Pointed towards Newspapers: an industry in crisis, which opens: ‘Newspapers are dead but it will take a while for the body to cool down.’
“It’s unofficially official: news print is dead. Behind closed doors, web editors are united in their predictions of doom.
“These particular closed doors were at Cambridge-MIT Institute’s digital technologies project last Friday, where the big guns of British and US media were discussing the future of online news.”
Some juicy quotes:
The resistance to change ‘borders on pathological’, according to one news rep. The news industry is in ‘profound denial’ about the crisis. Another admitted the industry is completely out of touch with consumer expectations of online news.
To make things worse, the industry’s executives still don’t understand what the web is for: “So it doesn’t make money, and it’s not a back up for the newspaper?”
Hmm, it’s hard for the papers. After all, you think you’ve got the model working, then something new comes along. You set up a really good webpage. Then people want to do comments on it. Oh all right. Then you do a blog, and people want to do comments on it. (See this Guardian Online blog post to see the problems that brings.) Then people want blogs. Then podcasts.

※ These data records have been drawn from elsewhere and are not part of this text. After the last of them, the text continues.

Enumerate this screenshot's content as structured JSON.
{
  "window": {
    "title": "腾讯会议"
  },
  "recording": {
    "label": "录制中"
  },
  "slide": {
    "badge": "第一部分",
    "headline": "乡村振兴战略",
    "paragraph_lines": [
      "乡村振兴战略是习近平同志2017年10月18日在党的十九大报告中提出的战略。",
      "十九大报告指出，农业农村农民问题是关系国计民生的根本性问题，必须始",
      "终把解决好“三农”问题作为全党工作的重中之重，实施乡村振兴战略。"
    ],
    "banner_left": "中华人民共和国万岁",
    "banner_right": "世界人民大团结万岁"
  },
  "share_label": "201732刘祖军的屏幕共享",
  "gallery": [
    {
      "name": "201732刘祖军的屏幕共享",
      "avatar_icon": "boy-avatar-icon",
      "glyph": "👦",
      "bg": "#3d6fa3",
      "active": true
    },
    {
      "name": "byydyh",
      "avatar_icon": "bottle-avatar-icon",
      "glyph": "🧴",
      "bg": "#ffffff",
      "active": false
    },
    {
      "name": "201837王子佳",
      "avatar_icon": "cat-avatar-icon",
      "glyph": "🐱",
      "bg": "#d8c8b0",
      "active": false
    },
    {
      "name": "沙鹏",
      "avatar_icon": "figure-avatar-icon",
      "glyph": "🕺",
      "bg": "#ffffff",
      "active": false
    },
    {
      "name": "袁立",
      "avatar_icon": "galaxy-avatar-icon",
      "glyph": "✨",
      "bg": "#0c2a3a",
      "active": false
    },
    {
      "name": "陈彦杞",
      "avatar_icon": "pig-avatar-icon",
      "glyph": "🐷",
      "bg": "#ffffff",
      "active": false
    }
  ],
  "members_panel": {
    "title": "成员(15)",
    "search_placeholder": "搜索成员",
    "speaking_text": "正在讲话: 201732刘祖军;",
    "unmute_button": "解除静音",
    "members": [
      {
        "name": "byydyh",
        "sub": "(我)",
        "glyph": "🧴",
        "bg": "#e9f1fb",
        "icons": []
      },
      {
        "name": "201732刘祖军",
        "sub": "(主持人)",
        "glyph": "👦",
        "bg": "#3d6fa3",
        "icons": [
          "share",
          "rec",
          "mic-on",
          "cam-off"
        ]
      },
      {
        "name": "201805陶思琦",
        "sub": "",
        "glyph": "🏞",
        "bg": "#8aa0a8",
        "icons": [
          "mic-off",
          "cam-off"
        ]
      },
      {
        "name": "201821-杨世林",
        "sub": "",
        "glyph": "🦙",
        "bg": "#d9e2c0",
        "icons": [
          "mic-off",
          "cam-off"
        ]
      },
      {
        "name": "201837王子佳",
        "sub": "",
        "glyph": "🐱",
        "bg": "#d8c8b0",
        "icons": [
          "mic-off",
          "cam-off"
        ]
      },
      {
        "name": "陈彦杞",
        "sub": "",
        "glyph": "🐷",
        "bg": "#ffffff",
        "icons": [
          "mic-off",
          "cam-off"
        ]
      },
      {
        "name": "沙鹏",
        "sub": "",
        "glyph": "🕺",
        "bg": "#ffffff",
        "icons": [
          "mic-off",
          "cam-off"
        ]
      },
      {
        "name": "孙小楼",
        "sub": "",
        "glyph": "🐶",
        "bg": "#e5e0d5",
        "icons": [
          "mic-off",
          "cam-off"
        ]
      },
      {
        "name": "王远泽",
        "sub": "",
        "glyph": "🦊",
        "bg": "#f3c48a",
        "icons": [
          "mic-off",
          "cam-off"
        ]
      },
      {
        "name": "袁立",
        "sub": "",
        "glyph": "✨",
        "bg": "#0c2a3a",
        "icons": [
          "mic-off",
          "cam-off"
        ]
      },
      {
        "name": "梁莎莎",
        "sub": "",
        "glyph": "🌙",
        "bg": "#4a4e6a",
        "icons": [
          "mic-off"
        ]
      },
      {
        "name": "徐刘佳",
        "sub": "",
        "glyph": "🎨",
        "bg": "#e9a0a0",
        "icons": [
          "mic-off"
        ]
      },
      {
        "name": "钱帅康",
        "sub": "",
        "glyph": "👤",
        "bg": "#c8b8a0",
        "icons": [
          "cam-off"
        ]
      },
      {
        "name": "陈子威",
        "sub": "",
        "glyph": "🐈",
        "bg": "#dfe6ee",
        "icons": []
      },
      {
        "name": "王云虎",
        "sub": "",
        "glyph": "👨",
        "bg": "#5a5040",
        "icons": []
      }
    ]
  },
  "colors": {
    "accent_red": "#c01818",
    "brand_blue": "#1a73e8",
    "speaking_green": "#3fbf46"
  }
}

With all these things, are they passing fads or real innovations destined to be ingrained into our daily lives? And is the right reaction really just to roll over to them?
Take a topic like the excellent Jamie’s School Dinners TV series. At the Guardian, Felicity Lawrence (the consumer affairs editor) has written a terrific series of articles exposing how the food industry really works. (As soon as you do any journalism in this area, you find that it’s a real sausage factory – you’re less eager to sample the output once you know how it’s made.)
Question: how should the web showcase those stories? What’s the best way? Should they be adjuncts? Can you form anything around them, or should it be for online activism, where newspapers stand aside? That’s the sort of problem newspapers face.